= DATA RECORDS =
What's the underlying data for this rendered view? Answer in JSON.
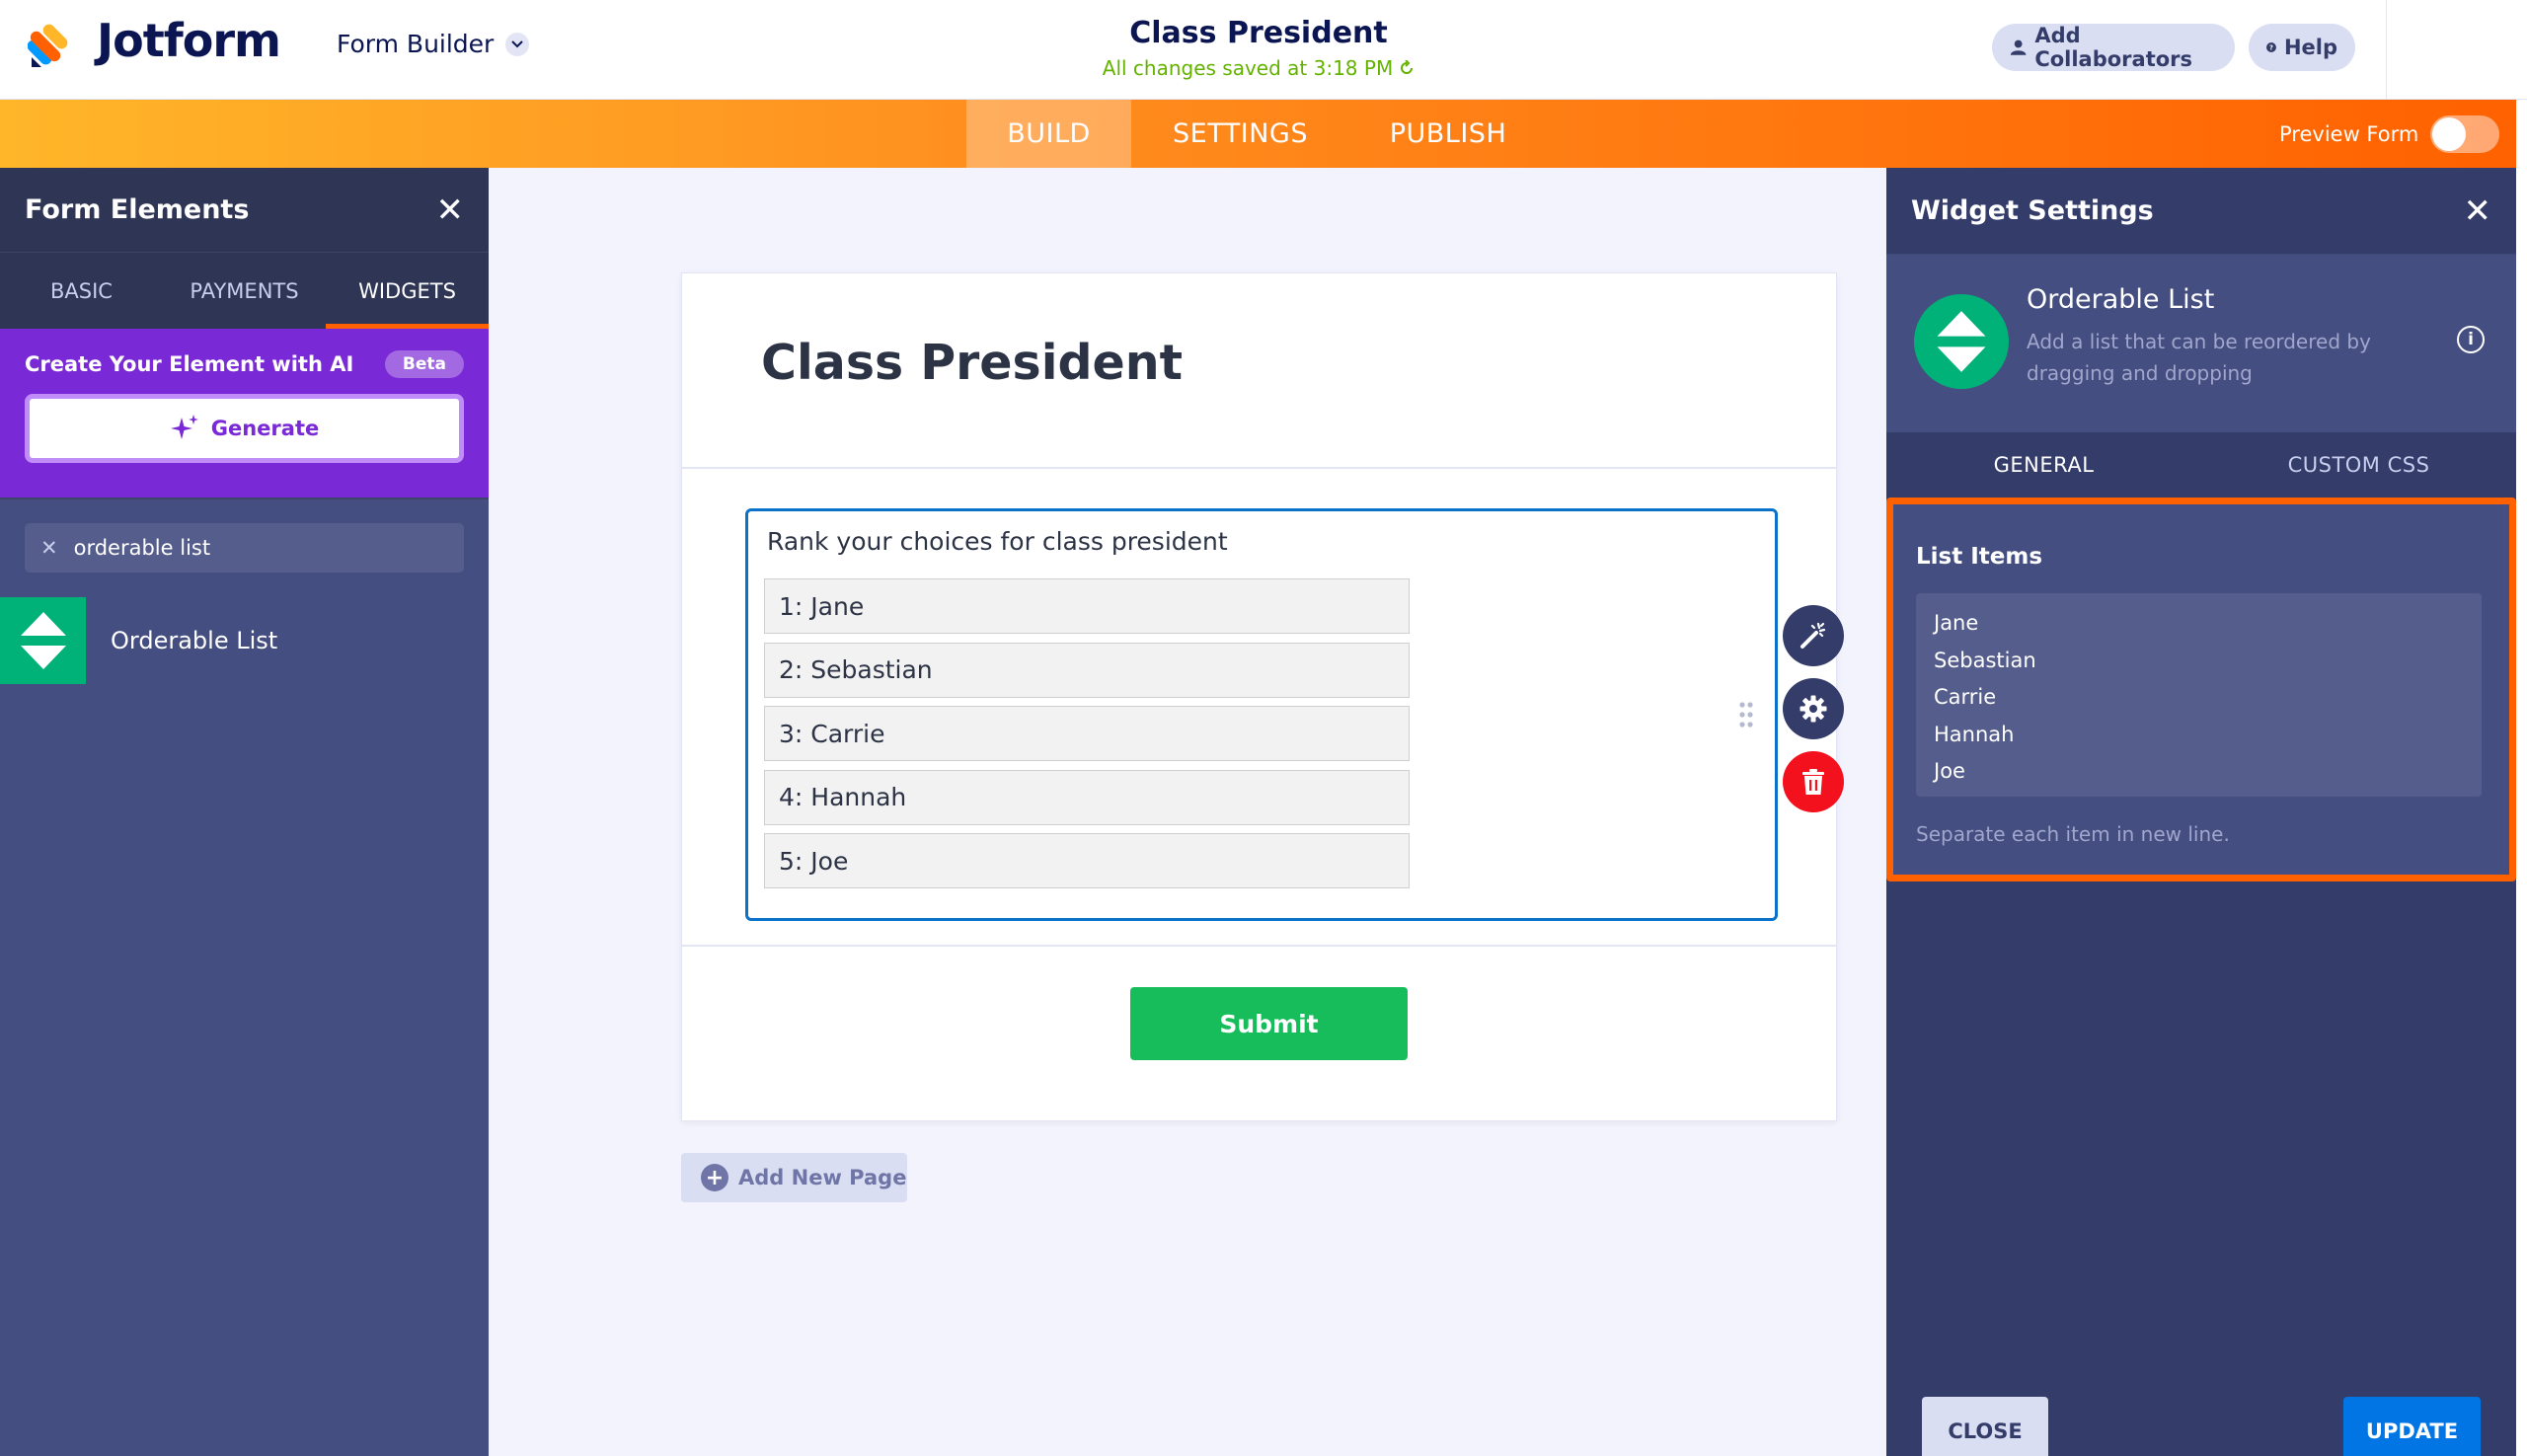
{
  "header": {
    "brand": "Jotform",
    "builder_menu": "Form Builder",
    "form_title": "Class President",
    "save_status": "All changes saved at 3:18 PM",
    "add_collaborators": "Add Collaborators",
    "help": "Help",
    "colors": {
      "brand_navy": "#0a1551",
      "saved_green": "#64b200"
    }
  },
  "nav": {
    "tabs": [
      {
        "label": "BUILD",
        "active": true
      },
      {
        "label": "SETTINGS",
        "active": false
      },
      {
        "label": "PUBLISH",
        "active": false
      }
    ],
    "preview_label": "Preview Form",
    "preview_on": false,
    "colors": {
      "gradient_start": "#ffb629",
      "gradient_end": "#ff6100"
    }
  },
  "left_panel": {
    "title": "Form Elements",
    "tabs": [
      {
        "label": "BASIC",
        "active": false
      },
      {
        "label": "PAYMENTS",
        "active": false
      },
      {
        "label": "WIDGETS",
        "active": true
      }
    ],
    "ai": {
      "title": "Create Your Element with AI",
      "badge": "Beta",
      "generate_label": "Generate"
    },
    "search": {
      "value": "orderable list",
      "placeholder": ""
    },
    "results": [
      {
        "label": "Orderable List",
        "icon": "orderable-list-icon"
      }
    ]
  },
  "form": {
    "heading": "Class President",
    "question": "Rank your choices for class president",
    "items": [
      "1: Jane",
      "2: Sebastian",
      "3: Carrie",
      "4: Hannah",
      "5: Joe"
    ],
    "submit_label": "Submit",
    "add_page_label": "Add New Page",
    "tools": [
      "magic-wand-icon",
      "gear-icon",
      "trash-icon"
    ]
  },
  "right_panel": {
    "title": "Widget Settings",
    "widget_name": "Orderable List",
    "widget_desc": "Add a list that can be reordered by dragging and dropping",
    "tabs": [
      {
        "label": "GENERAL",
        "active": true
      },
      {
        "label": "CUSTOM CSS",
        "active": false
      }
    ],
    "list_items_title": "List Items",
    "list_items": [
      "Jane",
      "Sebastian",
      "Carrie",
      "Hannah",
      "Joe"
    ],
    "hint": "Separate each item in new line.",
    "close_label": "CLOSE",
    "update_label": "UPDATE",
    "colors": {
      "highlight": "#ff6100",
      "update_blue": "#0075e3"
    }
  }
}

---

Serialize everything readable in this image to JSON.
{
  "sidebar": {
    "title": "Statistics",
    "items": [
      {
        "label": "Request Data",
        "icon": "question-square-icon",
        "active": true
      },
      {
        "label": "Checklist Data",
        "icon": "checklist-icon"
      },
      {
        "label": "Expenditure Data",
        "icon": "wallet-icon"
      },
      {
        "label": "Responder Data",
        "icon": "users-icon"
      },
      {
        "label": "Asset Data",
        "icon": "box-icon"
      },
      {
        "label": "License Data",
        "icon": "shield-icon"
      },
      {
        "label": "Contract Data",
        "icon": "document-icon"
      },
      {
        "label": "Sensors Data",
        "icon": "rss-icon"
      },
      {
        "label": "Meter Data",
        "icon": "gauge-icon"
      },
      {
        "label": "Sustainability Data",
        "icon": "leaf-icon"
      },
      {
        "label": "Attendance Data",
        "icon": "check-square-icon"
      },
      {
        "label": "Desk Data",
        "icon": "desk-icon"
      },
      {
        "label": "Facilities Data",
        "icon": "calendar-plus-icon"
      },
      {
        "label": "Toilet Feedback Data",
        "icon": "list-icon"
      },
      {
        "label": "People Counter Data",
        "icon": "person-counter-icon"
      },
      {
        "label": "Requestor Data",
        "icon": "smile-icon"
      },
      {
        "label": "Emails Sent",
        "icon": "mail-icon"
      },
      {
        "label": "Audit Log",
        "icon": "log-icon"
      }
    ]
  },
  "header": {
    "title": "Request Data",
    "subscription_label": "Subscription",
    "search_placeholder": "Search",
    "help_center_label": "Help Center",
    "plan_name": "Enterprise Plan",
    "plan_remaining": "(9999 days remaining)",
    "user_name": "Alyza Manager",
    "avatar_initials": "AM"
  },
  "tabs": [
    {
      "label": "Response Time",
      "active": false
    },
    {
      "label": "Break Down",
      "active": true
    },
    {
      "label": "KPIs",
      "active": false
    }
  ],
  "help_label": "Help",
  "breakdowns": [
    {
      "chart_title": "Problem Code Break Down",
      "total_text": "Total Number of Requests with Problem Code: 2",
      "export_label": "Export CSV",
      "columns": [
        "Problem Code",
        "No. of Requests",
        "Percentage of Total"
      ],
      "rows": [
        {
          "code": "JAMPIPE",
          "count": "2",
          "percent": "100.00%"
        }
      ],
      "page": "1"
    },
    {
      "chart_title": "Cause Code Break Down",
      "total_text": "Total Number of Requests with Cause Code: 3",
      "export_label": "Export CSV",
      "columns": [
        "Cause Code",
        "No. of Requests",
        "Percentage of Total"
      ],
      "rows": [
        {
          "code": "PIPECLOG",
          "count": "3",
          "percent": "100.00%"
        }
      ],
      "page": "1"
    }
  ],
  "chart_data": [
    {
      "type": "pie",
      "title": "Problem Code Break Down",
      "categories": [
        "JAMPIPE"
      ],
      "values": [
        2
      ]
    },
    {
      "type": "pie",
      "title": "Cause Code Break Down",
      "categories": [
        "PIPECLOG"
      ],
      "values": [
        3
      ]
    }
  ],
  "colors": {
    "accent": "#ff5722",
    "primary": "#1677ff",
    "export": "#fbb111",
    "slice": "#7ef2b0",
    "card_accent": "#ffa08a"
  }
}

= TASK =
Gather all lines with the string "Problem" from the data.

= EXERCISE RESULT =
      "chart_title": "Problem Code Break Down",
      "total_text": "Total Number of Requests with Problem Code: 2",
        "Problem Code",
      "title": "Problem Code Break Down",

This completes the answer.